(Beginning of EXCERPTED RECORDS)

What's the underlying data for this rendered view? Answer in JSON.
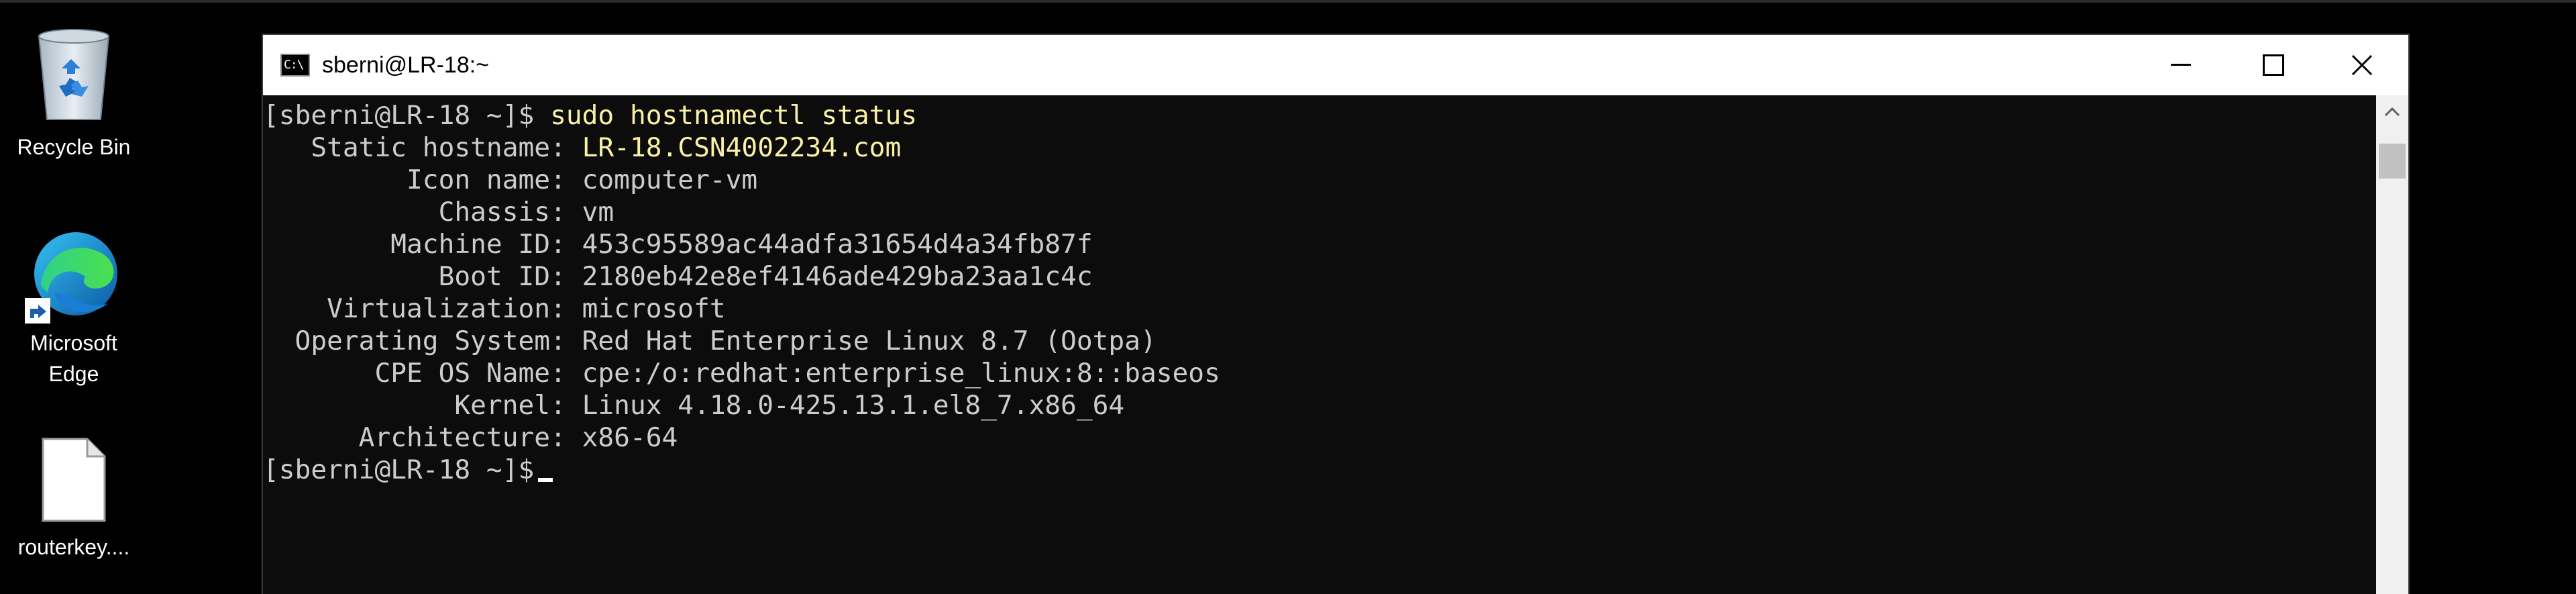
{
  "desktop": {
    "icons": [
      {
        "label": "Recycle Bin",
        "icon": "recycle-bin-icon"
      },
      {
        "label": "Microsoft\nEdge",
        "label_line1": "Microsoft",
        "label_line2": "Edge",
        "icon": "edge-icon"
      },
      {
        "label": "routerkey....",
        "icon": "file-icon"
      }
    ]
  },
  "window": {
    "title": "sberni@LR-18:~",
    "app_icon": "console-icon",
    "controls": {
      "minimize": "minimize-icon",
      "maximize": "maximize-icon",
      "close": "close-icon"
    }
  },
  "terminal": {
    "prompt": "[sberni@LR-18 ~]$ ",
    "command": "sudo hostnamectl status",
    "output": [
      {
        "key": "   Static hostname: ",
        "value": "LR-18.CSN4002234.com",
        "highlight": true
      },
      {
        "key": "         Icon name: ",
        "value": "computer-vm"
      },
      {
        "key": "           Chassis: ",
        "value": "vm"
      },
      {
        "key": "        Machine ID: ",
        "value": "453c95589ac44adfa31654d4a34fb87f"
      },
      {
        "key": "           Boot ID: ",
        "value": "2180eb42e8ef4146ade429ba23aa1c4c"
      },
      {
        "key": "    Virtualization: ",
        "value": "microsoft"
      },
      {
        "key": "  Operating System: ",
        "value": "Red Hat Enterprise Linux 8.7 (Ootpa)"
      },
      {
        "key": "       CPE OS Name: ",
        "value": "cpe:/o:redhat:enterprise_linux:8::baseos"
      },
      {
        "key": "            Kernel: ",
        "value": "Linux 4.18.0-425.13.1.el8_7.x86_64"
      },
      {
        "key": "      Architecture: ",
        "value": "x86-64"
      }
    ],
    "final_prompt": "[sberni@LR-18 ~]$"
  },
  "colors": {
    "console_bg": "#0c0c0c",
    "console_text": "#cccccc",
    "highlight_text": "#f9f1a5",
    "titlebar_bg": "#ffffff"
  }
}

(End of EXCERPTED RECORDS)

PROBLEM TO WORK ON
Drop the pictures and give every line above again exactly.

TASK RESULT
What's the underlying data for this rendered view? Answer in JSON.
{
  "desktop": {
    "icons": [
      {
        "label": "Recycle Bin",
        "icon": "recycle-bin-icon"
      },
      {
        "label": "Microsoft\nEdge",
        "label_line1": "Microsoft",
        "label_line2": "Edge",
        "icon": "edge-icon"
      },
      {
        "label": "routerkey....",
        "icon": "file-icon"
      }
    ]
  },
  "window": {
    "title": "sberni@LR-18:~",
    "app_icon": "console-icon",
    "controls": {
      "minimize": "minimize-icon",
      "maximize": "maximize-icon",
      "close": "close-icon"
    }
  },
  "terminal": {
    "prompt": "[sberni@LR-18 ~]$ ",
    "command": "sudo hostnamectl status",
    "output": [
      {
        "key": "   Static hostname: ",
        "value": "LR-18.CSN4002234.com",
        "highlight": true
      },
      {
        "key": "         Icon name: ",
        "value": "computer-vm"
      },
      {
        "key": "           Chassis: ",
        "value": "vm"
      },
      {
        "key": "        Machine ID: ",
        "value": "453c95589ac44adfa31654d4a34fb87f"
      },
      {
        "key": "           Boot ID: ",
        "value": "2180eb42e8ef4146ade429ba23aa1c4c"
      },
      {
        "key": "    Virtualization: ",
        "value": "microsoft"
      },
      {
        "key": "  Operating System: ",
        "value": "Red Hat Enterprise Linux 8.7 (Ootpa)"
      },
      {
        "key": "       CPE OS Name: ",
        "value": "cpe:/o:redhat:enterprise_linux:8::baseos"
      },
      {
        "key": "            Kernel: ",
        "value": "Linux 4.18.0-425.13.1.el8_7.x86_64"
      },
      {
        "key": "      Architecture: ",
        "value": "x86-64"
      }
    ],
    "final_prompt": "[sberni@LR-18 ~]$"
  },
  "colors": {
    "console_bg": "#0c0c0c",
    "console_text": "#cccccc",
    "highlight_text": "#f9f1a5",
    "titlebar_bg": "#ffffff"
  }
}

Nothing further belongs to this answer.